(Dataset excerpts Opens)
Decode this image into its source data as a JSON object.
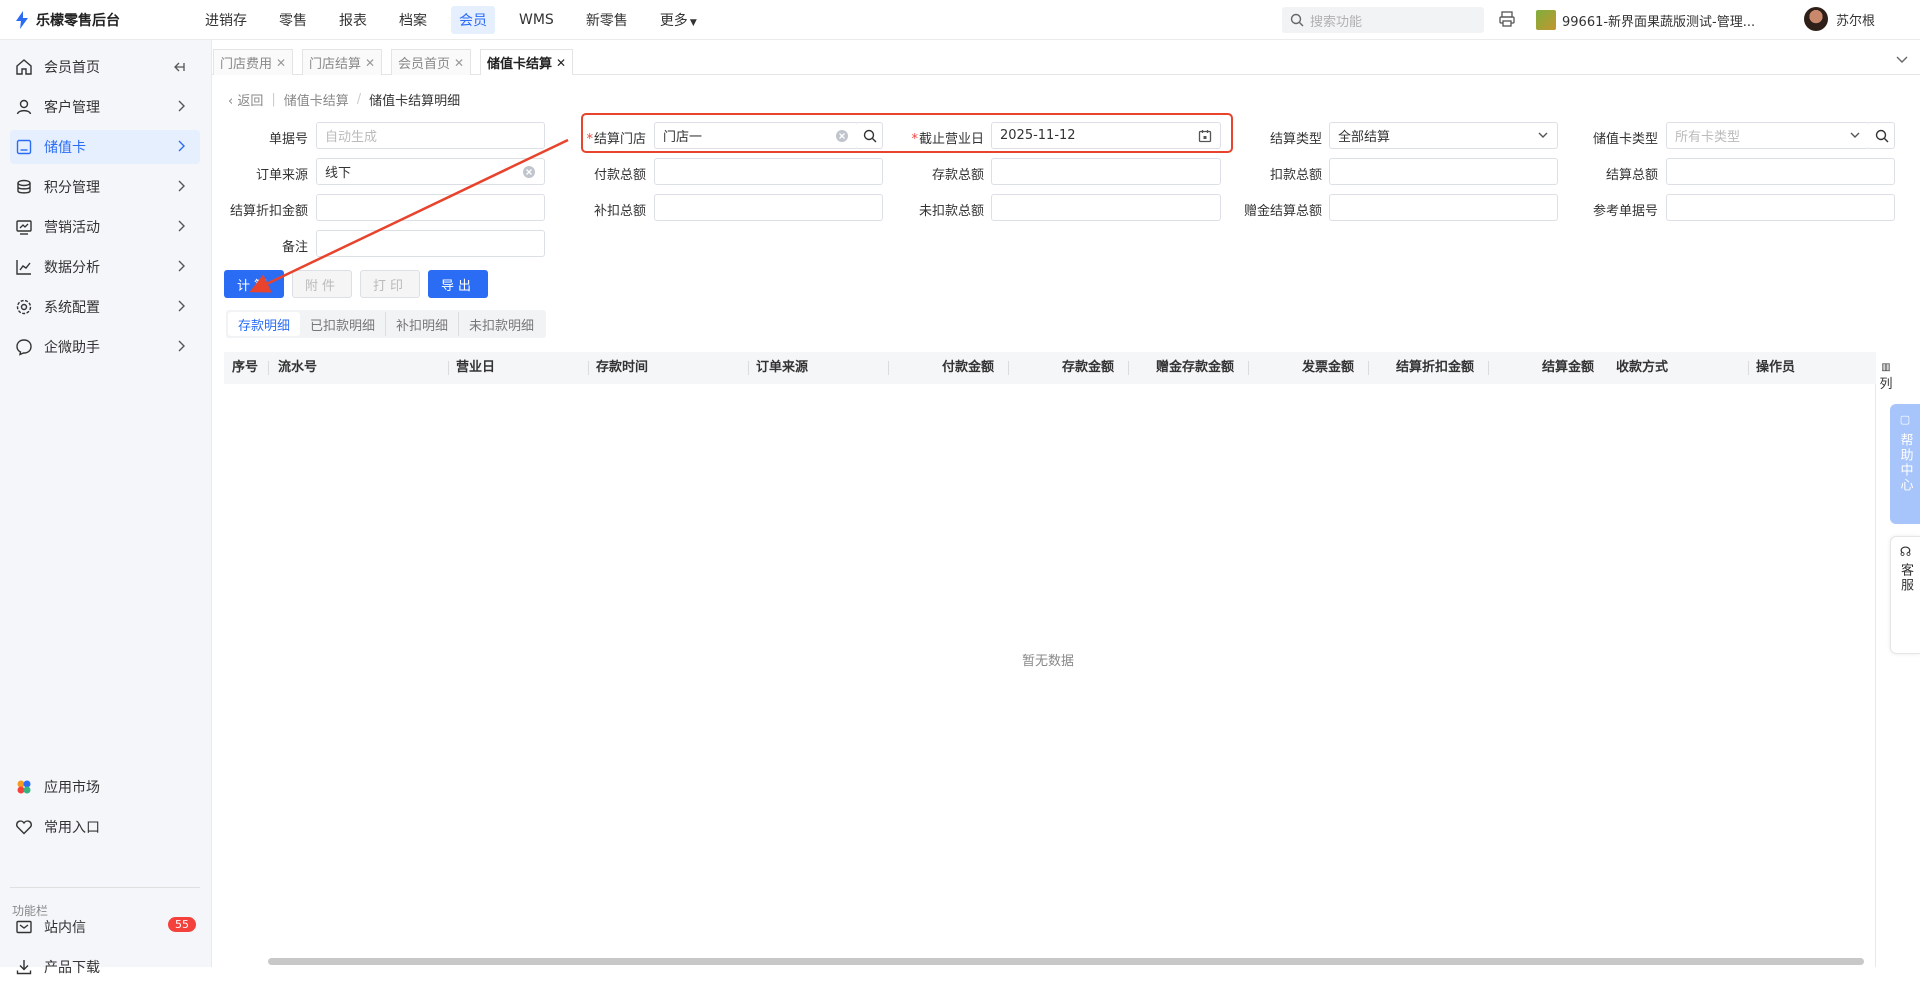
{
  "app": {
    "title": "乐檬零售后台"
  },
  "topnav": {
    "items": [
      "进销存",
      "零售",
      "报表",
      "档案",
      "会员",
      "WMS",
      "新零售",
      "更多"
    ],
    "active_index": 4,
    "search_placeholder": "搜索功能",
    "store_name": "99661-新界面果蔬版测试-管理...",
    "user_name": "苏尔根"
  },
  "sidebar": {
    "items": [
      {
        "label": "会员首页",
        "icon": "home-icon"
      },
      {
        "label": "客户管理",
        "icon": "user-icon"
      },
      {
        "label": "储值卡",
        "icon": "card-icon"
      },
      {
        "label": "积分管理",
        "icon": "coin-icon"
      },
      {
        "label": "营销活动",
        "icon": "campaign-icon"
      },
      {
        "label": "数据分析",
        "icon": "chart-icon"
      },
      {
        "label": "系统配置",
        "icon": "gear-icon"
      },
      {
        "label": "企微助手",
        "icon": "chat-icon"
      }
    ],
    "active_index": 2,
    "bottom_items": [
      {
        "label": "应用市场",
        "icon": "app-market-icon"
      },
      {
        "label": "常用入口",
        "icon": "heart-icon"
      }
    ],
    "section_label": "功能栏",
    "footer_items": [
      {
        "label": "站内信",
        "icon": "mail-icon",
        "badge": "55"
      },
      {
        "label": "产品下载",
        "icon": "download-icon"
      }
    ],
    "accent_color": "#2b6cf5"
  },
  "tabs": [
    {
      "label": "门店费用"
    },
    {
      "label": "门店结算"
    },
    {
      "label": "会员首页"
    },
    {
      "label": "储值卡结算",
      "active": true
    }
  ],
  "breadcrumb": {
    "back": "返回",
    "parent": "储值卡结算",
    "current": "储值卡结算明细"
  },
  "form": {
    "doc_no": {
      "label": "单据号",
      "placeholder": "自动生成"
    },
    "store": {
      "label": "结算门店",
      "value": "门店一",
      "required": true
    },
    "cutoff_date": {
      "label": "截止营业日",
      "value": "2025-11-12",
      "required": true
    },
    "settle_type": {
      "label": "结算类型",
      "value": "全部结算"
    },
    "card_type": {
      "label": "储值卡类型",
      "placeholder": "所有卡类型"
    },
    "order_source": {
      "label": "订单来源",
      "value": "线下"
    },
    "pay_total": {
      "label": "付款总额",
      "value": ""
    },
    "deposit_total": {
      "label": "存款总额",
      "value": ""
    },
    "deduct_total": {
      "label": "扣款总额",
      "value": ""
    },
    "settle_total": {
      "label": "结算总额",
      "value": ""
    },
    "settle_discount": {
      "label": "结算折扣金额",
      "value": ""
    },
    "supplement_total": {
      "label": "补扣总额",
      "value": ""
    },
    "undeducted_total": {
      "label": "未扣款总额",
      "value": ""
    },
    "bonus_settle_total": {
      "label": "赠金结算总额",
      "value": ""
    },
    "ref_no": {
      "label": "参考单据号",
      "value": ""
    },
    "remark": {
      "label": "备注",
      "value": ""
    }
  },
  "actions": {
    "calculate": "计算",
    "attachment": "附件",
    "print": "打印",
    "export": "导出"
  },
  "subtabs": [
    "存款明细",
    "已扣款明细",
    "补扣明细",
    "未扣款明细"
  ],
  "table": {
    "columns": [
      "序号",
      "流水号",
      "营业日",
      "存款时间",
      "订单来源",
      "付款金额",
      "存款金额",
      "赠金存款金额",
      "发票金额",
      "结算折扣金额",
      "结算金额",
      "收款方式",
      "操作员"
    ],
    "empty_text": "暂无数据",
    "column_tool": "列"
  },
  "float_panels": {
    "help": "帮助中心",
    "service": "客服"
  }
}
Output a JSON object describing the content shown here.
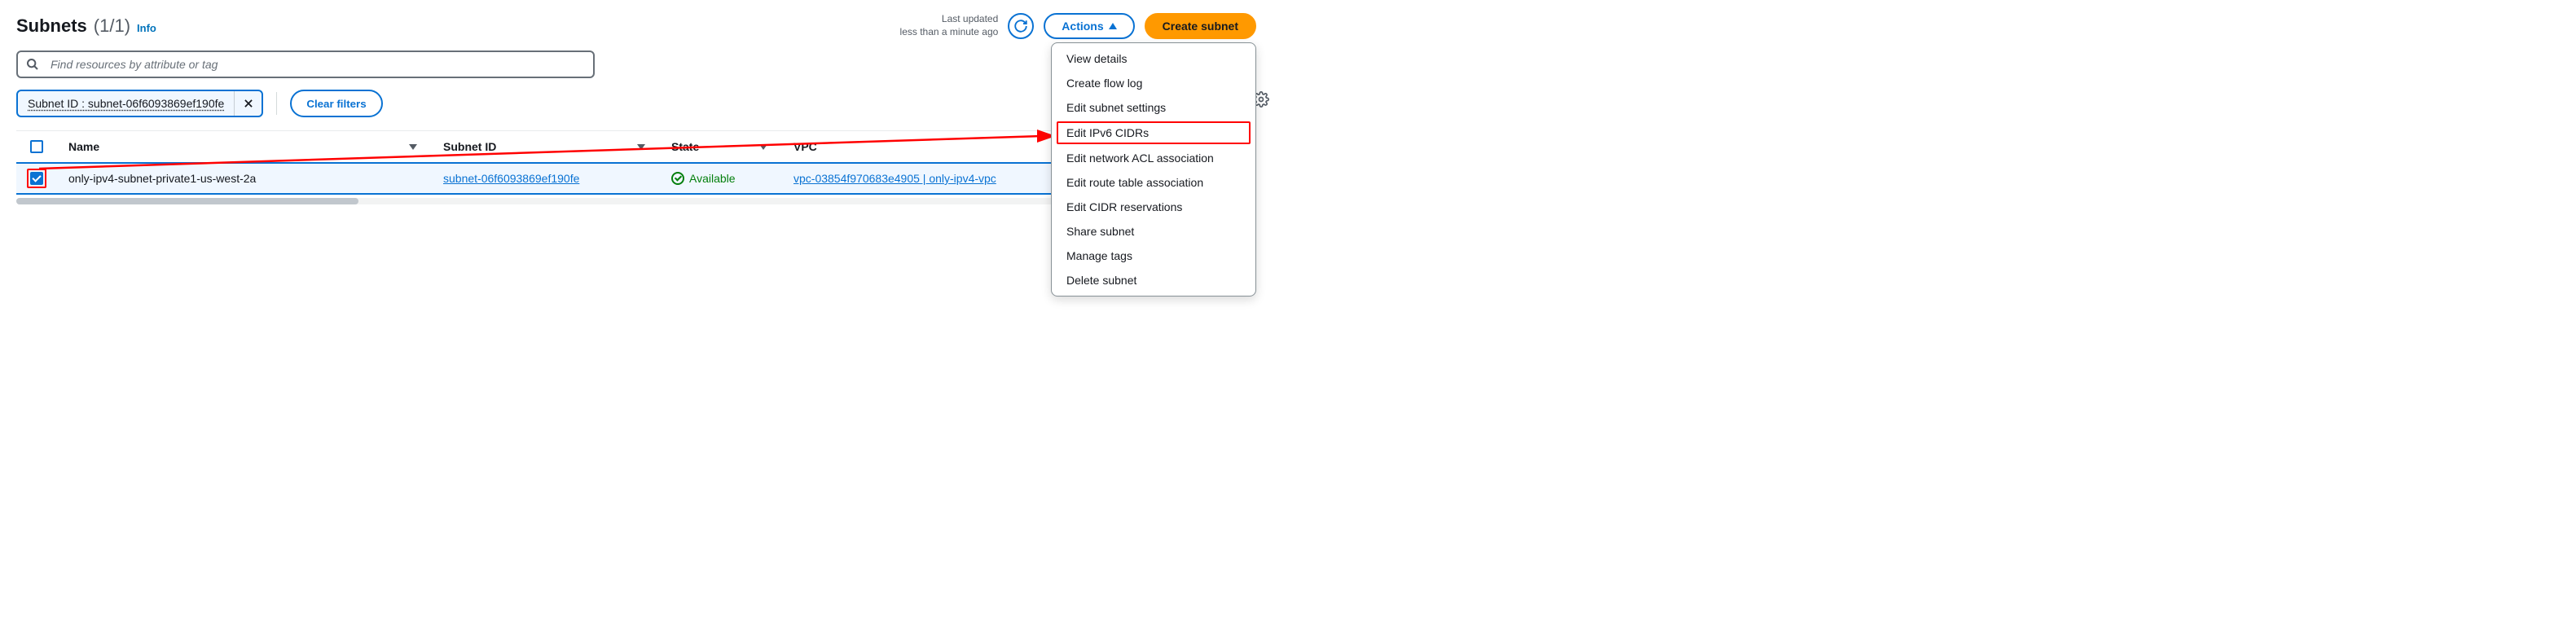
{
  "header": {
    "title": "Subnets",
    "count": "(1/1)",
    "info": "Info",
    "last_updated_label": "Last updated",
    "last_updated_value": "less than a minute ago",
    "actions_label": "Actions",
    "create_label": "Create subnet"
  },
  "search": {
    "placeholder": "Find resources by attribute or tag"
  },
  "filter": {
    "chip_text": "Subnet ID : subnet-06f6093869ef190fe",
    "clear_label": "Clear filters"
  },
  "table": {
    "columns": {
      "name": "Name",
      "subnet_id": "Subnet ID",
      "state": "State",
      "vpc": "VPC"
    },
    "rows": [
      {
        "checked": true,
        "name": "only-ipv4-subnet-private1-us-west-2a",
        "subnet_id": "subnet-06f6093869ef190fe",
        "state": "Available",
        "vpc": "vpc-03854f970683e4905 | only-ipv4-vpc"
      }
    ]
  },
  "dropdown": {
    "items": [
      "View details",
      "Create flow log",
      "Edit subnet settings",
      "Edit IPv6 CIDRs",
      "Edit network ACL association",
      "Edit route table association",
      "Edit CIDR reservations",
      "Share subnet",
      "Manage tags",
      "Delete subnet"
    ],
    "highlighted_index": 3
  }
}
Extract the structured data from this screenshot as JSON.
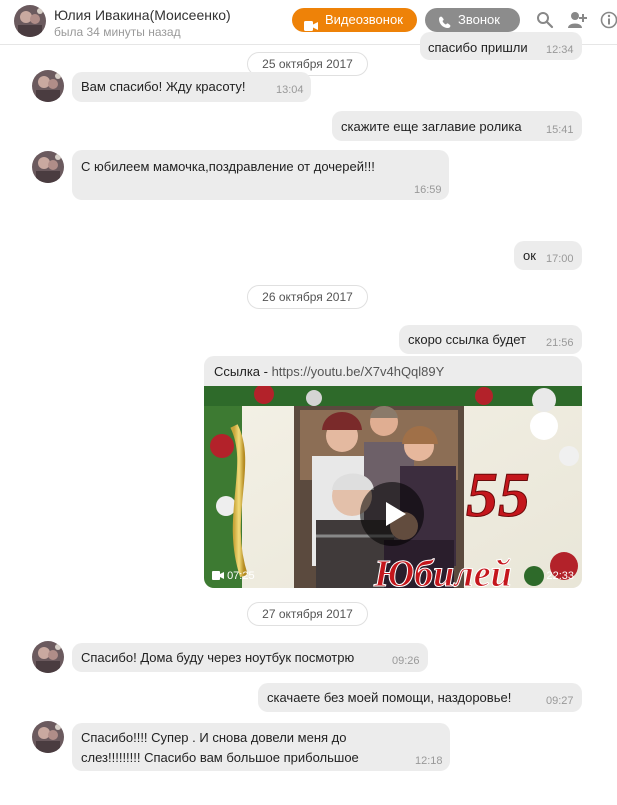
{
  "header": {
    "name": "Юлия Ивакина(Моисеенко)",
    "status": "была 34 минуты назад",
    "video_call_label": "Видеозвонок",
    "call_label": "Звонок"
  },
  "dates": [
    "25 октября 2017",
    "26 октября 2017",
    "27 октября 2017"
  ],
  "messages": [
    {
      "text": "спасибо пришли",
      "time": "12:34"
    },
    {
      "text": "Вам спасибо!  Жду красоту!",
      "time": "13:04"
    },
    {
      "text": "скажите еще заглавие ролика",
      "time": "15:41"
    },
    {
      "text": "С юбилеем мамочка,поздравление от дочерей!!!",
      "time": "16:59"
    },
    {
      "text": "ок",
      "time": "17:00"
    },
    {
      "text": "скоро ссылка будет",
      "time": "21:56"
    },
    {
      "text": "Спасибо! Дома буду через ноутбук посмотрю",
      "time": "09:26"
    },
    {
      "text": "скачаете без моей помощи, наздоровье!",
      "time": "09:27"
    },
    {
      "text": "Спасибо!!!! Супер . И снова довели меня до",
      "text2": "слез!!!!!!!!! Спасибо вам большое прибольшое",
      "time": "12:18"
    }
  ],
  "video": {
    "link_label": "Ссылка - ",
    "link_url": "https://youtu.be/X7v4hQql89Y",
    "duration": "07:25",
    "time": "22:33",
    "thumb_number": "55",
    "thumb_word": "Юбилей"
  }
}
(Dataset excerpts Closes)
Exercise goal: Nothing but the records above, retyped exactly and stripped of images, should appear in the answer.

Response:
Decode this image into its source data as a JSON object.
{
  "app": {
    "title": "乐檬零售后台"
  },
  "topnav": {
    "items": [
      "进销存",
      "零售",
      "报表",
      "档案",
      "会员",
      "WMS",
      "新零售",
      "更多"
    ],
    "active_index": 4,
    "search_placeholder": "搜索功能",
    "store_name": "99661-新界面果蔬版测试-管理...",
    "user_name": "苏尔根"
  },
  "sidebar": {
    "items": [
      {
        "label": "会员首页",
        "icon": "home-icon"
      },
      {
        "label": "客户管理",
        "icon": "user-icon"
      },
      {
        "label": "储值卡",
        "icon": "card-icon"
      },
      {
        "label": "积分管理",
        "icon": "coin-icon"
      },
      {
        "label": "营销活动",
        "icon": "campaign-icon"
      },
      {
        "label": "数据分析",
        "icon": "chart-icon"
      },
      {
        "label": "系统配置",
        "icon": "gear-icon"
      },
      {
        "label": "企微助手",
        "icon": "chat-icon"
      }
    ],
    "active_index": 2,
    "bottom_items": [
      {
        "label": "应用市场",
        "icon": "app-market-icon"
      },
      {
        "label": "常用入口",
        "icon": "heart-icon"
      }
    ],
    "section_label": "功能栏",
    "footer_items": [
      {
        "label": "站内信",
        "icon": "mail-icon",
        "badge": "55"
      },
      {
        "label": "产品下载",
        "icon": "download-icon"
      }
    ],
    "accent_color": "#2b6cf5"
  },
  "tabs": [
    {
      "label": "门店费用"
    },
    {
      "label": "门店结算"
    },
    {
      "label": "会员首页"
    },
    {
      "label": "储值卡结算",
      "active": true
    }
  ],
  "breadcrumb": {
    "back": "返回",
    "parent": "储值卡结算",
    "current": "储值卡结算明细"
  },
  "form": {
    "doc_no": {
      "label": "单据号",
      "placeholder": "自动生成"
    },
    "store": {
      "label": "结算门店",
      "value": "门店一",
      "required": true
    },
    "cutoff_date": {
      "label": "截止营业日",
      "value": "2025-11-12",
      "required": true
    },
    "settle_type": {
      "label": "结算类型",
      "value": "全部结算"
    },
    "card_type": {
      "label": "储值卡类型",
      "placeholder": "所有卡类型"
    },
    "order_source": {
      "label": "订单来源",
      "value": "线下"
    },
    "pay_total": {
      "label": "付款总额",
      "value": ""
    },
    "deposit_total": {
      "label": "存款总额",
      "value": ""
    },
    "deduct_total": {
      "label": "扣款总额",
      "value": ""
    },
    "settle_total": {
      "label": "结算总额",
      "value": ""
    },
    "settle_discount": {
      "label": "结算折扣金额",
      "value": ""
    },
    "supplement_total": {
      "label": "补扣总额",
      "value": ""
    },
    "undeducted_total": {
      "label": "未扣款总额",
      "value": ""
    },
    "bonus_settle_total": {
      "label": "赠金结算总额",
      "value": ""
    },
    "ref_no": {
      "label": "参考单据号",
      "value": ""
    },
    "remark": {
      "label": "备注",
      "value": ""
    }
  },
  "actions": {
    "calculate": "计算",
    "attachment": "附件",
    "print": "打印",
    "export": "导出"
  },
  "subtabs": [
    "存款明细",
    "已扣款明细",
    "补扣明细",
    "未扣款明细"
  ],
  "table": {
    "columns": [
      "序号",
      "流水号",
      "营业日",
      "存款时间",
      "订单来源",
      "付款金额",
      "存款金额",
      "赠金存款金额",
      "发票金额",
      "结算折扣金额",
      "结算金额",
      "收款方式",
      "操作员"
    ],
    "empty_text": "暂无数据",
    "column_tool": "列"
  },
  "float_panels": {
    "help": "帮助中心",
    "service": "客服"
  }
}
Output a JSON object describing the content shown here.
{
  "header": {
    "title": "Subnets",
    "count": "(1/1)",
    "info": "Info",
    "last_updated_label": "Last updated",
    "last_updated_value": "less than a minute ago",
    "actions_label": "Actions",
    "create_label": "Create subnet"
  },
  "search": {
    "placeholder": "Find resources by attribute or tag"
  },
  "filter": {
    "chip_text": "Subnet ID : subnet-06f6093869ef190fe",
    "clear_label": "Clear filters"
  },
  "table": {
    "columns": {
      "name": "Name",
      "subnet_id": "Subnet ID",
      "state": "State",
      "vpc": "VPC"
    },
    "rows": [
      {
        "checked": true,
        "name": "only-ipv4-subnet-private1-us-west-2a",
        "subnet_id": "subnet-06f6093869ef190fe",
        "state": "Available",
        "vpc": "vpc-03854f970683e4905 | only-ipv4-vpc"
      }
    ]
  },
  "dropdown": {
    "items": [
      "View details",
      "Create flow log",
      "Edit subnet settings",
      "Edit IPv6 CIDRs",
      "Edit network ACL association",
      "Edit route table association",
      "Edit CIDR reservations",
      "Share subnet",
      "Manage tags",
      "Delete subnet"
    ],
    "highlighted_index": 3
  }
}
Extract the structured data from this screenshot as JSON.
{
  "header": {
    "name": "Юлия Ивакина(Моисеенко)",
    "status": "была 34 минуты назад",
    "video_call_label": "Видеозвонок",
    "call_label": "Звонок"
  },
  "dates": [
    "25 октября 2017",
    "26 октября 2017",
    "27 октября 2017"
  ],
  "messages": [
    {
      "text": "спасибо пришли",
      "time": "12:34"
    },
    {
      "text": "Вам спасибо!  Жду красоту!",
      "time": "13:04"
    },
    {
      "text": "скажите еще заглавие ролика",
      "time": "15:41"
    },
    {
      "text": "С юбилеем мамочка,поздравление от дочерей!!!",
      "time": "16:59"
    },
    {
      "text": "ок",
      "time": "17:00"
    },
    {
      "text": "скоро ссылка будет",
      "time": "21:56"
    },
    {
      "text": "Спасибо! Дома буду через ноутбук посмотрю",
      "time": "09:26"
    },
    {
      "text": "скачаете без моей помощи, наздоровье!",
      "time": "09:27"
    },
    {
      "text": "Спасибо!!!! Супер . И снова довели меня до",
      "text2": "слез!!!!!!!!! Спасибо вам большое прибольшое",
      "time": "12:18"
    }
  ],
  "video": {
    "link_label": "Ссылка - ",
    "link_url": "https://youtu.be/X7v4hQql89Y",
    "duration": "07:25",
    "time": "22:33",
    "thumb_number": "55",
    "thumb_word": "Юбилей"
  }
}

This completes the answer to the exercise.